Interface Logic Versus Business Logic
In developing services, it is common to distinguish interface logic from shared business logic:
In developing services, it is common to distinguish
interface logicfrom shared
- Interface LogicInterface logic is logic that is specific to a service. When you require logic specific to a service, you can define resources explicitly in your API, and then extend them, for example, with request event handlers, request/response transformation, or metadata action tags.The Business to Business (B2B) sample includes many of the concepts that describe interface logic in the resources that you define explicitly in your API and practical samples.For more information about the B2B sample, see Business to Business Example.
- Business LogicBusiness logic is logic that you define for entities (tables and views) as reactive logic.CA Live API Creatorshares this logic across all resources that you define explicitly in your API and associates it with the row objects. This automatic sharing is a consequence of the resource/row mapping that is described in logic execution.Business logic describes the business logic for your API, expressed by reactive logic such as:
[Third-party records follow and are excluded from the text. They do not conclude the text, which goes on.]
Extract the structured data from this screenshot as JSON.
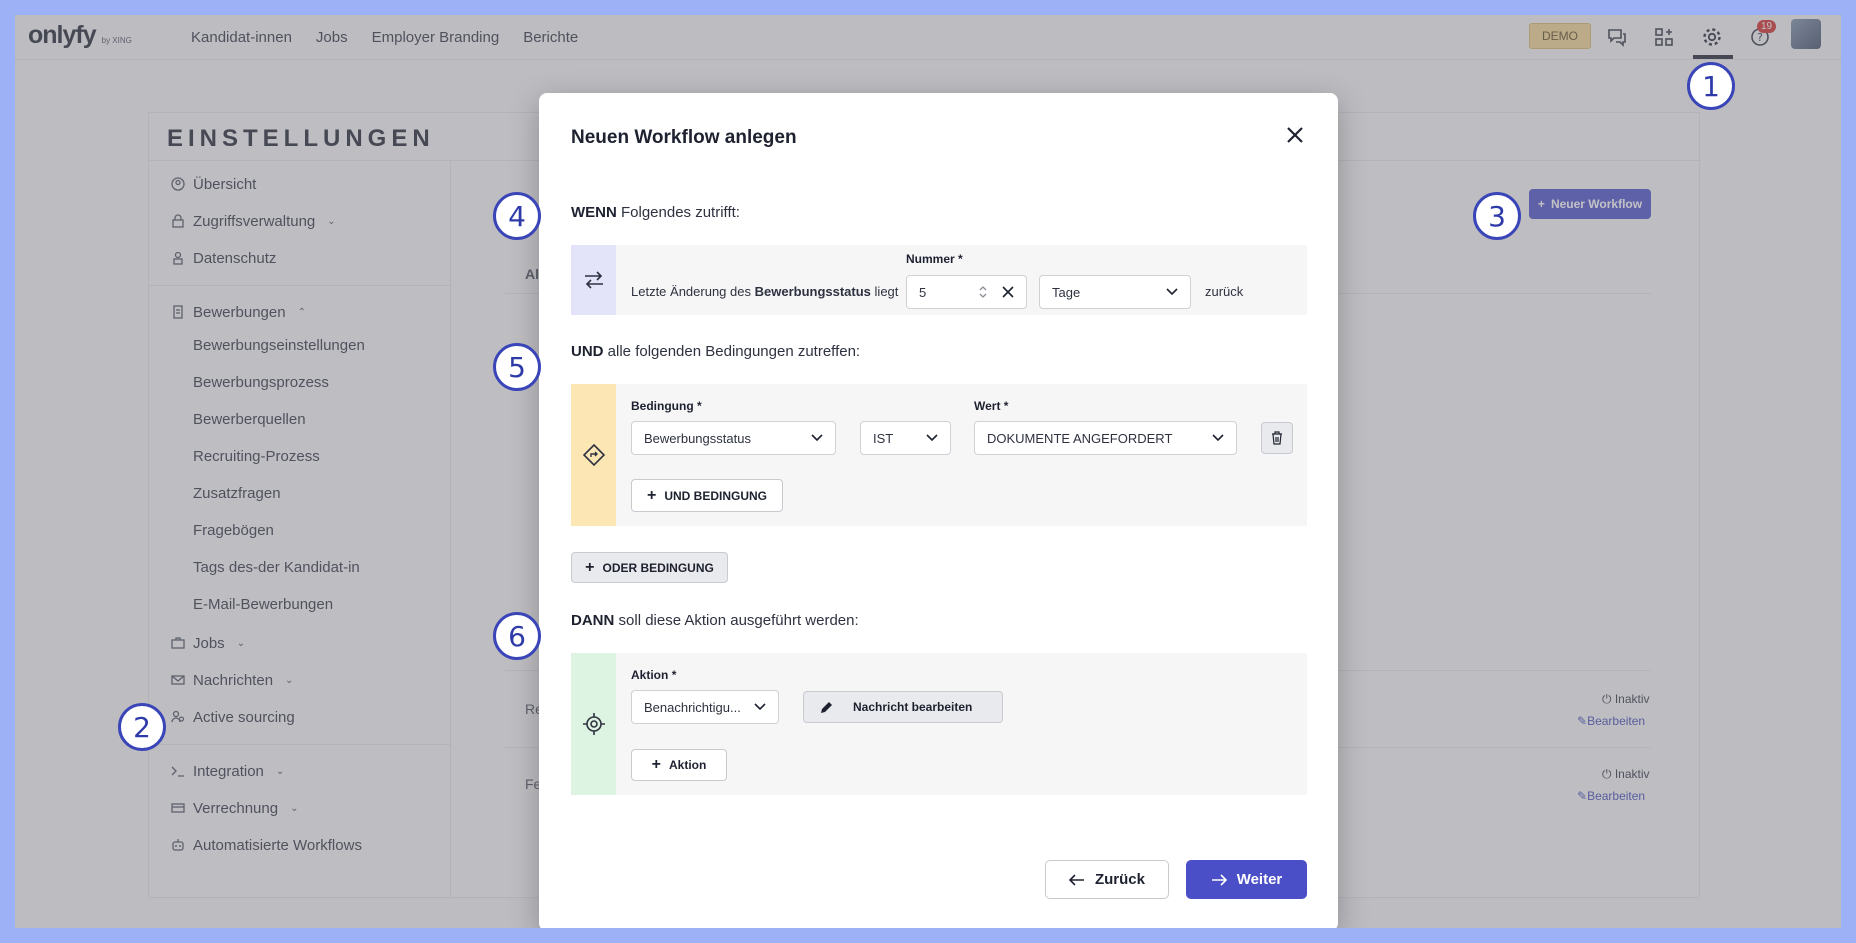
{
  "topbar": {
    "logo": "onlyfy",
    "logo_sub": "by XING",
    "nav": [
      "Kandidat-innen",
      "Jobs",
      "Employer Branding",
      "Berichte"
    ],
    "demo": "DEMO",
    "notification_count": "19"
  },
  "settings": {
    "title": "EINSTELLUNGEN",
    "sidebar": {
      "overview": "Übersicht",
      "access": "Zugriffsverwaltung",
      "privacy": "Datenschutz",
      "applications": "Bewerbungen",
      "application_subitems": [
        "Bewerbungseinstellungen",
        "Bewerbungsprozess",
        "Bewerberquellen",
        "Recruiting-Prozess",
        "Zusatzfragen",
        "Fragebögen",
        "Tags des-der Kandidat-in",
        "E-Mail-Bewerbungen"
      ],
      "jobs": "Jobs",
      "messages": "Nachrichten",
      "active_sourcing": "Active sourcing",
      "integration": "Integration",
      "billing": "Verrechnung",
      "workflows": "Automatisierte Workflows"
    },
    "new_workflow_button": "Neuer Workflow",
    "background": {
      "table_header_fragment": "Al",
      "row1_fragment": "Re",
      "row2_fragment": "Fe",
      "status_inactive": "Inaktiv",
      "edit_link": "Bearbeiten"
    }
  },
  "modal": {
    "title": "Neuen Workflow anlegen",
    "when": {
      "keyword": "WENN",
      "text": "Folgendes zutrifft:"
    },
    "trigger": {
      "prefix": "Letzte Änderung des",
      "bold": "Bewerbungsstatus",
      "suffix": "liegt",
      "number_label": "Nummer",
      "number_value": "5",
      "unit": "Tage",
      "after": "zurück"
    },
    "and": {
      "keyword": "UND",
      "text": "alle folgenden Bedingungen zutreffen:"
    },
    "condition": {
      "condition_label": "Bedingung",
      "condition_value": "Bewerbungsstatus",
      "operator_value": "IST",
      "value_label": "Wert",
      "value_value": "DOKUMENTE ANGEFORDERT",
      "add_and": "UND BEDINGUNG"
    },
    "add_or": "ODER BEDINGUNG",
    "then": {
      "keyword": "DANN",
      "text": "soll diese Aktion ausgeführt werden:"
    },
    "action": {
      "label": "Aktion",
      "value": "Benachrichtigu...",
      "edit_message": "Nachricht bearbeiten",
      "add_action": "Aktion"
    },
    "required_mark": "*",
    "back": "Zurück",
    "next": "Weiter"
  },
  "callouts": [
    "1",
    "2",
    "3",
    "4",
    "5",
    "6"
  ],
  "colors": {
    "accent": "#4a4fc7",
    "trigger_strip": "#e3e4fa",
    "condition_strip": "#fbe6b4",
    "action_strip": "#def4e3",
    "callout_border": "#3a45b8",
    "frame_bg": "#9db2f6"
  }
}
Best Practice:Because business logic is the point of highest reuse, use it to the maximum practical extent.For more information:
- Validation rules: Expressions that are assigned to an entity that must be true for a transaction to commit (else the transaction is rolled back and a suitable message is returned to the client).
- Derivation rules: Spreadsheet-like rules for table/column derivations. For example, formula rules, sum rules, and parent copies. The rules chain to address multi-table transactions.
These concepts of interface logic and business logic exist in
CA Live API Creator:
Point-and-click resource creation (including joining data from multiple databases).
Provide APIs for API consumers with more interface logic to optimize output and reduce latency.
Match external API agreements, particularly in the request and response formatting, for both retrievals and updates.
Entities (Tables and Views)
Spreadsheet-like validations and derivations (for example, formulas, sums, and counts).
Extend with row event handlers.
Business logic and security, which API Creator automatically invokes and re-uses across resources.
Validations and row event handlers fire only on update operations.